Despite their commonality, mental health disorders are still stigmatized in society. It’s not at all uncommon for teens to feel ashamed that they have a mental health disorder, and they may try to deny, blame-shift, or otherwise, refuse to admit that they have a disorder.
For parents, it’s critical that they approach the intervention appropriately. Parents and guardians looking to help a distressed teen will need to be respectful and understanding of their teen’s feelings, and avoid getting angry at their child for behaviors related to their mental illness. That does not mean imposing limits or disciplining their child, but it does mean that they will need to recalibrate their expectations. It’s not always possible for parents to hold their teen to the same set of standards before they became sick. They may never be the same as they were before they developed mental health symptoms.
If a teenager is exhibiting signs of a mental health disorder, parents should make an appointment with a licensed psychologist or psychiatrist with experience in treating adolescents. Sometimes, it is not possible to get an appointment with these specialists for many months, in which case a parent should make an appointment with their child’s pediatrician. Parents will need to provide the doctor with a description of symptoms and when they began, and how they are affecting their teenager.
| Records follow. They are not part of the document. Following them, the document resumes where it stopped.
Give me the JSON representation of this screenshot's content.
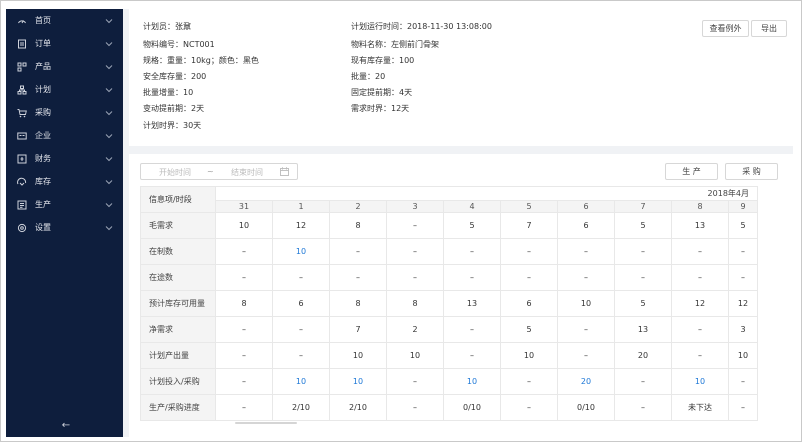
{
  "sidebar": {
    "items": [
      {
        "label": "首页",
        "icon": "home-icon"
      },
      {
        "label": "订单",
        "icon": "order-icon"
      },
      {
        "label": "产品",
        "icon": "product-icon"
      },
      {
        "label": "计划",
        "icon": "plan-icon"
      },
      {
        "label": "采购",
        "icon": "cart-icon"
      },
      {
        "label": "企业",
        "icon": "enterprise-icon"
      },
      {
        "label": "财务",
        "icon": "finance-icon"
      },
      {
        "label": "库存",
        "icon": "inventory-icon"
      },
      {
        "label": "生产",
        "icon": "production-icon"
      },
      {
        "label": "设置",
        "icon": "settings-icon"
      }
    ],
    "back_icon": "←"
  },
  "info": {
    "planner": "计划员：张鼐",
    "material_no": "物料编号：NCT001",
    "spec_prefix": "规格：",
    "spec_weight": "重量：10kg；",
    "spec_color": "颜色：黑色",
    "safety_stock": "安全库存量：200",
    "batch_increment": "批量增量：10",
    "variable_lead": "变动提前期：2天",
    "plan_horizon": "计划时界：30天",
    "run_time": "计划运行时间：2018-11-30  13:08:00",
    "material_name": "物料名称：左侧前门骨架",
    "current_stock": "现有库存量：100",
    "batch": "批量：20",
    "fixed_lead": "固定提前期：4天",
    "demand_horizon": "需求时界：12天"
  },
  "toolbar": {
    "view_exceptions": "查看例外",
    "export": "导出",
    "produce": "生 产",
    "purchase": "采 购"
  },
  "date_range": {
    "start_placeholder": "开始时间",
    "separator": "~",
    "end_placeholder": "结束时间"
  },
  "table": {
    "header_label": "信息项/时段",
    "month": "2018年4月",
    "days": [
      "31",
      "1",
      "2",
      "3",
      "4",
      "5",
      "6",
      "7",
      "8",
      "9"
    ],
    "rows": [
      {
        "label": "毛需求",
        "cells": [
          "10",
          "12",
          "8",
          "–",
          "5",
          "7",
          "6",
          "5",
          "13",
          "5"
        ],
        "blue": []
      },
      {
        "label": "在制数",
        "cells": [
          "–",
          "10",
          "–",
          "–",
          "–",
          "–",
          "–",
          "–",
          "–",
          "–"
        ],
        "blue": [
          1
        ]
      },
      {
        "label": "在途数",
        "cells": [
          "–",
          "–",
          "–",
          "–",
          "–",
          "–",
          "–",
          "–",
          "–",
          "–"
        ],
        "blue": []
      },
      {
        "label": "预计库存可用量",
        "cells": [
          "8",
          "6",
          "8",
          "8",
          "13",
          "6",
          "10",
          "5",
          "12",
          "12"
        ],
        "blue": []
      },
      {
        "label": "净需求",
        "cells": [
          "–",
          "–",
          "7",
          "2",
          "–",
          "5",
          "–",
          "13",
          "–",
          "3"
        ],
        "blue": []
      },
      {
        "label": "计划产出量",
        "cells": [
          "–",
          "–",
          "10",
          "10",
          "–",
          "10",
          "–",
          "20",
          "–",
          "10"
        ],
        "blue": []
      },
      {
        "label": "计划投入/采购",
        "cells": [
          "–",
          "10",
          "10",
          "–",
          "10",
          "–",
          "20",
          "–",
          "10",
          "–"
        ],
        "blue": [
          1,
          2,
          4,
          6,
          8
        ]
      },
      {
        "label": "生产/采购进度",
        "cells": [
          "–",
          "2/10",
          "2/10",
          "–",
          "0/10",
          "–",
          "0/10",
          "–",
          "未下达",
          "–"
        ],
        "blue": []
      }
    ]
  }
}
If a parent suspects their child is hearing or seeing things, or they are exhibiting suicidal behavior, it’s imperative that they seek medical attention immediately.
It’s important for parents to understand that mental health conditions are complex disorders that can vary significantly for each person. Adolescents can be challenging to treat because mental health disorder symptoms can mimic usual teenage angst and vice versa. Furthermore, teens with mental health conditions may turn to drugs and alcohol to cope, which can also lengthen the diagnosis and recovery period.
Families of teens with a mental illness will need to look for a provider who is experienced with the challenges that face teen’s with a mental health condition, and how to treat these patients effectively. Facilities that offer additional family therapy support and hands-on guidance from trained psychologists is ideal. Teenagers often need special intervention with their school, and they will need accommodations to continue their education. A facility that is experienced with helping teenagers with mental health conditions can help facilitate these accommodations with the school.
There are a variety of treatment options available for teens. But unfortunately, they can be difficult to locate. Concerned parents and guardians can find a directory of mental health treatment facilities for teens provided by SAMSHA on their website. The toll-free, 24/7 suicide hotline can also provide parents with a list of resources for mental health treatment for teens.
Parenting a sick child is stressful, and navigating treatment options can be overwhelming. But for the future health of their child, it is imperative that parents and guardians protect their teen, and provide them with early intervention services for adolescent mental health conditions.
This guide is intended to be informational. If you are considering help for you or your loved one and would like more information, please consult a medical professional or licensed treatment facility.